__Exercise brief__
Below is a listing; reproduce each line of it exactly.
%%
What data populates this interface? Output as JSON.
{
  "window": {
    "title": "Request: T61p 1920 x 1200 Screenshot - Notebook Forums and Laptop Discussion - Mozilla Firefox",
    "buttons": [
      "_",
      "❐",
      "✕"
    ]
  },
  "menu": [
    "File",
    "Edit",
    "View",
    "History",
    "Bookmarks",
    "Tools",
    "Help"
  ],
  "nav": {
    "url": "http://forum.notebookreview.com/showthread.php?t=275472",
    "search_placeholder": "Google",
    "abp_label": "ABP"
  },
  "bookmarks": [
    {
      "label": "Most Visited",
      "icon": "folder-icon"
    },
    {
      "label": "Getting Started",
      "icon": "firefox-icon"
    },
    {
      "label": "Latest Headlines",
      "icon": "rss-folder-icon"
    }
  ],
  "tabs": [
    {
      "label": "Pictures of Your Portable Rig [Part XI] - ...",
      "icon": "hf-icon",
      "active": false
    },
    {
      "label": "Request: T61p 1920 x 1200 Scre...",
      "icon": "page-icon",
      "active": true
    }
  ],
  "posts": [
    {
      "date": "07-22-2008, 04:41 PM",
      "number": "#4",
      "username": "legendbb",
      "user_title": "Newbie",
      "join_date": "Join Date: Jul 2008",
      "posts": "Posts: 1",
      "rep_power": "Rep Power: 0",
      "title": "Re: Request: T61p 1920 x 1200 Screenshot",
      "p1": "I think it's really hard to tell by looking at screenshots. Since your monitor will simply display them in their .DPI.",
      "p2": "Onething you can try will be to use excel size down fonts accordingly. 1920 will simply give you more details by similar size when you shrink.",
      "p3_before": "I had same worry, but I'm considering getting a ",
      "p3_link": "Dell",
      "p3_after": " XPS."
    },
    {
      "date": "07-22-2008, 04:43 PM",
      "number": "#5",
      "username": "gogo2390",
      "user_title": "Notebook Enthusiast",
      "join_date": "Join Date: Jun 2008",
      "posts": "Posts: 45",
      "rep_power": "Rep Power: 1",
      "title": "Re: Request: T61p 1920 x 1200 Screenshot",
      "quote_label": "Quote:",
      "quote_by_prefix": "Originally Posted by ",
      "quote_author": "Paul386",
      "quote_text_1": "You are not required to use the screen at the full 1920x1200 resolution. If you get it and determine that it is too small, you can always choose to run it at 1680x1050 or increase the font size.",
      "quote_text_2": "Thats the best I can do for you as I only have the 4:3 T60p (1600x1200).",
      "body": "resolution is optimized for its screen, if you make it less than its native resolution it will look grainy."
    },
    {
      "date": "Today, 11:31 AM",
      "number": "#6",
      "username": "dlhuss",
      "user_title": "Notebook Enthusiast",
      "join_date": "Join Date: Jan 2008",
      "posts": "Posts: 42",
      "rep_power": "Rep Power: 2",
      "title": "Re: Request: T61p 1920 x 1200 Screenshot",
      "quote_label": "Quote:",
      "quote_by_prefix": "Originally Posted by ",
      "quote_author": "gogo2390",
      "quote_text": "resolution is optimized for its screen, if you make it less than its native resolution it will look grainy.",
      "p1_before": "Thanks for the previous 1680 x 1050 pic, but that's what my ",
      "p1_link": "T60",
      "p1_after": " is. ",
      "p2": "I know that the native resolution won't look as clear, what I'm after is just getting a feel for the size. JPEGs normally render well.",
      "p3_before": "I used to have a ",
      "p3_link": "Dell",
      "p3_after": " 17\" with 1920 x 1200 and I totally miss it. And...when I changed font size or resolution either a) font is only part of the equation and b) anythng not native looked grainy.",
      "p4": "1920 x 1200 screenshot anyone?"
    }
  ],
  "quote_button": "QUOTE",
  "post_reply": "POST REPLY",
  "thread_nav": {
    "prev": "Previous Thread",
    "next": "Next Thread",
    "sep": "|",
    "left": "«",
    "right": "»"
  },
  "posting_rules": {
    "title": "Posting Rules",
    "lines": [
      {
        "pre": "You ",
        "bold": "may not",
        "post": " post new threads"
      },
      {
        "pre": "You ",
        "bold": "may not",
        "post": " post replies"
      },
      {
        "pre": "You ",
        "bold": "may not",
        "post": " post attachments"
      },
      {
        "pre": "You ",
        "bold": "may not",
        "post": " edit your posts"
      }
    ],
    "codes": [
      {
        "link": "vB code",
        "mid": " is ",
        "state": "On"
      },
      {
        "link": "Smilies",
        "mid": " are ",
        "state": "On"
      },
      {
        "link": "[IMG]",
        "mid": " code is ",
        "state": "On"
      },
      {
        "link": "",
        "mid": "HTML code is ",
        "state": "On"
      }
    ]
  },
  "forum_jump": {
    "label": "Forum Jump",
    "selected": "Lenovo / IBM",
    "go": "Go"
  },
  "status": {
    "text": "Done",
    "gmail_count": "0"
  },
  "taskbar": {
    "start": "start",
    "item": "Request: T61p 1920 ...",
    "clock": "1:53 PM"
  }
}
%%
__Exercise result__
What data populates this interface? Output as JSON.
{
  "window": {
    "title": "Request: T61p 1920 x 1200 Screenshot - Notebook Forums and Laptop Discussion - Mozilla Firefox",
    "buttons": [
      "_",
      "❐",
      "✕"
    ]
  },
  "menu": [
    "File",
    "Edit",
    "View",
    "History",
    "Bookmarks",
    "Tools",
    "Help"
  ],
  "nav": {
    "url": "http://forum.notebookreview.com/showthread.php?t=275472",
    "search_placeholder": "Google",
    "abp_label": "ABP"
  },
  "bookmarks": [
    {
      "label": "Most Visited",
      "icon": "folder-icon"
    },
    {
      "label": "Getting Started",
      "icon": "firefox-icon"
    },
    {
      "label": "Latest Headlines",
      "icon": "rss-folder-icon"
    }
  ],
  "tabs": [
    {
      "label": "Pictures of Your Portable Rig [Part XI] - ...",
      "icon": "hf-icon",
      "active": false
    },
    {
      "label": "Request: T61p 1920 x 1200 Scre...",
      "icon": "page-icon",
      "active": true
    }
  ],
  "posts": [
    {
      "date": "07-22-2008, 04:41 PM",
      "number": "#4",
      "username": "legendbb",
      "user_title": "Newbie",
      "join_date": "Join Date: Jul 2008",
      "posts": "Posts: 1",
      "rep_power": "Rep Power: 0",
      "title": "Re: Request: T61p 1920 x 1200 Screenshot",
      "p1": "I think it's really hard to tell by looking at screenshots. Since your monitor will simply display them in their .DPI.",
      "p2": "Onething you can try will be to use excel size down fonts accordingly. 1920 will simply give you more details by similar size when you shrink.",
      "p3_before": "I had same worry, but I'm considering getting a ",
      "p3_link": "Dell",
      "p3_after": " XPS."
    },
    {
      "date": "07-22-2008, 04:43 PM",
      "number": "#5",
      "username": "gogo2390",
      "user_title": "Notebook Enthusiast",
      "join_date": "Join Date: Jun 2008",
      "posts": "Posts: 45",
      "rep_power": "Rep Power: 1",
      "title": "Re: Request: T61p 1920 x 1200 Screenshot",
      "quote_label": "Quote:",
      "quote_by_prefix": "Originally Posted by ",
      "quote_author": "Paul386",
      "quote_text_1": "You are not required to use the screen at the full 1920x1200 resolution. If you get it and determine that it is too small, you can always choose to run it at 1680x1050 or increase the font size.",
      "quote_text_2": "Thats the best I can do for you as I only have the 4:3 T60p (1600x1200).",
      "body": "resolution is optimized for its screen, if you make it less than its native resolution it will look grainy."
    },
    {
      "date": "Today, 11:31 AM",
      "number": "#6",
      "username": "dlhuss",
      "user_title": "Notebook Enthusiast",
      "join_date": "Join Date: Jan 2008",
      "posts": "Posts: 42",
      "rep_power": "Rep Power: 2",
      "title": "Re: Request: T61p 1920 x 1200 Screenshot",
      "quote_label": "Quote:",
      "quote_by_prefix": "Originally Posted by ",
      "quote_author": "gogo2390",
      "quote_text": "resolution is optimized for its screen, if you make it less than its native resolution it will look grainy.",
      "p1_before": "Thanks for the previous 1680 x 1050 pic, but that's what my ",
      "p1_link": "T60",
      "p1_after": " is. ",
      "p2": "I know that the native resolution won't look as clear, what I'm after is just getting a feel for the size. JPEGs normally render well.",
      "p3_before": "I used to have a ",
      "p3_link": "Dell",
      "p3_after": " 17\" with 1920 x 1200 and I totally miss it. And...when I changed font size or resolution either a) font is only part of the equation and b) anythng not native looked grainy.",
      "p4": "1920 x 1200 screenshot anyone?"
    }
  ],
  "quote_button": "QUOTE",
  "post_reply": "POST REPLY",
  "thread_nav": {
    "prev": "Previous Thread",
    "next": "Next Thread",
    "sep": "|",
    "left": "«",
    "right": "»"
  },
  "posting_rules": {
    "title": "Posting Rules",
    "lines": [
      {
        "pre": "You ",
        "bold": "may not",
        "post": " post new threads"
      },
      {
        "pre": "You ",
        "bold": "may not",
        "post": " post replies"
      },
      {
        "pre": "You ",
        "bold": "may not",
        "post": " post attachments"
      },
      {
        "pre": "You ",
        "bold": "may not",
        "post": " edit your posts"
      }
    ],
    "codes": [
      {
        "link": "vB code",
        "mid": " is ",
        "state": "On"
      },
      {
        "link": "Smilies",
        "mid": " are ",
        "state": "On"
      },
      {
        "link": "[IMG]",
        "mid": " code is ",
        "state": "On"
      },
      {
        "link": "",
        "mid": "HTML code is ",
        "state": "On"
      }
    ]
  },
  "forum_jump": {
    "label": "Forum Jump",
    "selected": "Lenovo / IBM",
    "go": "Go"
  },
  "status": {
    "text": "Done",
    "gmail_count": "0"
  },
  "taskbar": {
    "start": "start",
    "item": "Request: T61p 1920 ...",
    "clock": "1:53 PM"
  }
}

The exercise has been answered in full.